| Aim of the task |
Wherever a line holds the word "name", copy that line from the data.

Interface dataset entries

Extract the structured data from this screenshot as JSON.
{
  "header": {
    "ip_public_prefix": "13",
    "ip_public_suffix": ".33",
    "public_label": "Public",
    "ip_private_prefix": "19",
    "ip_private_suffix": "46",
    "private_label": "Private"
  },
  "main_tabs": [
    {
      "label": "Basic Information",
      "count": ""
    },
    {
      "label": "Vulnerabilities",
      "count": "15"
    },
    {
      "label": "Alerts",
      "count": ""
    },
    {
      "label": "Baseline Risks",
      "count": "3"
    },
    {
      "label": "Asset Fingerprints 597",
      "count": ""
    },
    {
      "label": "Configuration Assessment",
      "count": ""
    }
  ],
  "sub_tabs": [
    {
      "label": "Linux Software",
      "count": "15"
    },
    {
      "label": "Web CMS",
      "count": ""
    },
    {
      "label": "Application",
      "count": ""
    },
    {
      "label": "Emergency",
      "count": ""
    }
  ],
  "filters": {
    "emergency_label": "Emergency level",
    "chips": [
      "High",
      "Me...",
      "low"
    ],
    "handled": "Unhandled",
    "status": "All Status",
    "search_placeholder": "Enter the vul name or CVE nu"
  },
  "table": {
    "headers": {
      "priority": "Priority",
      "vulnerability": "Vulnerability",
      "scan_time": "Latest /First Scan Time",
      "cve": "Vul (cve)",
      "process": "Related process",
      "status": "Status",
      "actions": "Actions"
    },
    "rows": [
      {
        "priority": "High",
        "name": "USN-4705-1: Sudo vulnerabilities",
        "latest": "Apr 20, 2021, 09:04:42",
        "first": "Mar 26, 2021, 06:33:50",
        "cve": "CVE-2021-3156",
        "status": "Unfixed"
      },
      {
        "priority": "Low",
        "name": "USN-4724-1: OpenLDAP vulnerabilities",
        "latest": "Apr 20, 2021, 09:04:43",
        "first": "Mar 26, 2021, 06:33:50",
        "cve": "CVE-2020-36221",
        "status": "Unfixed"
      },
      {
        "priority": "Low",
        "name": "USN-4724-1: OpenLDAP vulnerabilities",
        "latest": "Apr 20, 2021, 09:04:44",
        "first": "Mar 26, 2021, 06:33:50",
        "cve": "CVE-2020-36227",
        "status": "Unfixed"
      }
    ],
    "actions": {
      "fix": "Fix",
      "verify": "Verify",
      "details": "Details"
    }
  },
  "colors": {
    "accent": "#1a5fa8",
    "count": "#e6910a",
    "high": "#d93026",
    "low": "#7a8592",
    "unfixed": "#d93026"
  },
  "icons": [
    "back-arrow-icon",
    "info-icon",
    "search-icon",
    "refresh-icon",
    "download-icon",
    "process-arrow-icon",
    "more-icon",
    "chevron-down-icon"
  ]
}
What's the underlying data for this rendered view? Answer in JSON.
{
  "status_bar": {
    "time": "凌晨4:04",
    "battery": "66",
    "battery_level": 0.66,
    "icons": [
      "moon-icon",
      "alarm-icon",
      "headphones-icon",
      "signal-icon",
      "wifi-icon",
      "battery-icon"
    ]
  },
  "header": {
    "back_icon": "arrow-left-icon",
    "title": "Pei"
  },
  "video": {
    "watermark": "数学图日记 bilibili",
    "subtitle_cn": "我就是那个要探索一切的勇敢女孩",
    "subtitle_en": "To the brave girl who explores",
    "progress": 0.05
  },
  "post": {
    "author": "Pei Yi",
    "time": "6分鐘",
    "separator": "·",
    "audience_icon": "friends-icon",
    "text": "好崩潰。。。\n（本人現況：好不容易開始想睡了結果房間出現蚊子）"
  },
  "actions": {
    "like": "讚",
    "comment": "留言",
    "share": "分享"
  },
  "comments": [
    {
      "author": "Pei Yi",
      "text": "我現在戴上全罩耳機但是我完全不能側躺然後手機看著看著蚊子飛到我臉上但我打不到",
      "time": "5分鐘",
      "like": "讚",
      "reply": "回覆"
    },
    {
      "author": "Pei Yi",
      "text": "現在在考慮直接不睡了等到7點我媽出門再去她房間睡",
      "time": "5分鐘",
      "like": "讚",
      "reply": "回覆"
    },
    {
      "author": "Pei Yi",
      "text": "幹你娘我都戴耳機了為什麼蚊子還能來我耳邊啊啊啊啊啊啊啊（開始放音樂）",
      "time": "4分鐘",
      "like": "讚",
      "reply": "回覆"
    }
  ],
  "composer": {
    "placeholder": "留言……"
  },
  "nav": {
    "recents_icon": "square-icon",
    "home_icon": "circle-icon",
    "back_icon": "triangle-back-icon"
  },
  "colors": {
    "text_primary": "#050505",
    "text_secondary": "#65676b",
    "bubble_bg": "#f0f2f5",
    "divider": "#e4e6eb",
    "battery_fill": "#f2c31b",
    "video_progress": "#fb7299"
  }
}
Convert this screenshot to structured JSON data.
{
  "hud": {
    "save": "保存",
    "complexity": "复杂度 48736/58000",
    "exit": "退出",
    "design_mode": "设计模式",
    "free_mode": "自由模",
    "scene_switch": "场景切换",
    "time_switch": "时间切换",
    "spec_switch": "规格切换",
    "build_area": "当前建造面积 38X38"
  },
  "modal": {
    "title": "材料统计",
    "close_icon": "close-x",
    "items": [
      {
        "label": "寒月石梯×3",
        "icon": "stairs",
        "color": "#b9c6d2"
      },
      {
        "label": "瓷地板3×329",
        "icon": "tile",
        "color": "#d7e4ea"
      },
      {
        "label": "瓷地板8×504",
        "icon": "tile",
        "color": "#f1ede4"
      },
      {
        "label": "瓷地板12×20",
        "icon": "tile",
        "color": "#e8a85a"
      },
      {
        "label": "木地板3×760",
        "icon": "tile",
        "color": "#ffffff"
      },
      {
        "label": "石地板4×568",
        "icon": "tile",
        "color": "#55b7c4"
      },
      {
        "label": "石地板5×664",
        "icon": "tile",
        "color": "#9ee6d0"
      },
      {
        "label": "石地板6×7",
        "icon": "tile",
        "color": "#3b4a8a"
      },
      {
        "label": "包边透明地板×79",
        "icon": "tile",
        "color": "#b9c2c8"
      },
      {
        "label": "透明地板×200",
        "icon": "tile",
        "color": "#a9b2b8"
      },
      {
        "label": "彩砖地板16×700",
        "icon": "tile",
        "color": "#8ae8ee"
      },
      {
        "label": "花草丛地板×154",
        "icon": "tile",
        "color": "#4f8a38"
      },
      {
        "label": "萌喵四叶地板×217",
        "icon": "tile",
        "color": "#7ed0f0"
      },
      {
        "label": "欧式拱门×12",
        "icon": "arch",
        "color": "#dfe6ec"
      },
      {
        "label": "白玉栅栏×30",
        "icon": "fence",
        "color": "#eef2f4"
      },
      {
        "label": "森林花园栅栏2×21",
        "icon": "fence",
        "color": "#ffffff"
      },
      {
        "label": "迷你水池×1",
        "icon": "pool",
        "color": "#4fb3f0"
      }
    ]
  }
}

| Exercise solution |
    "search_placeholder": "Enter the vul name or CVE nu"
        "name": "USN-4705-1: Sudo vulnerabilities",
        "name": "USN-4724-1: OpenLDAP vulnerabilities",
        "name": "USN-4724-1: OpenLDAP vulnerabilities",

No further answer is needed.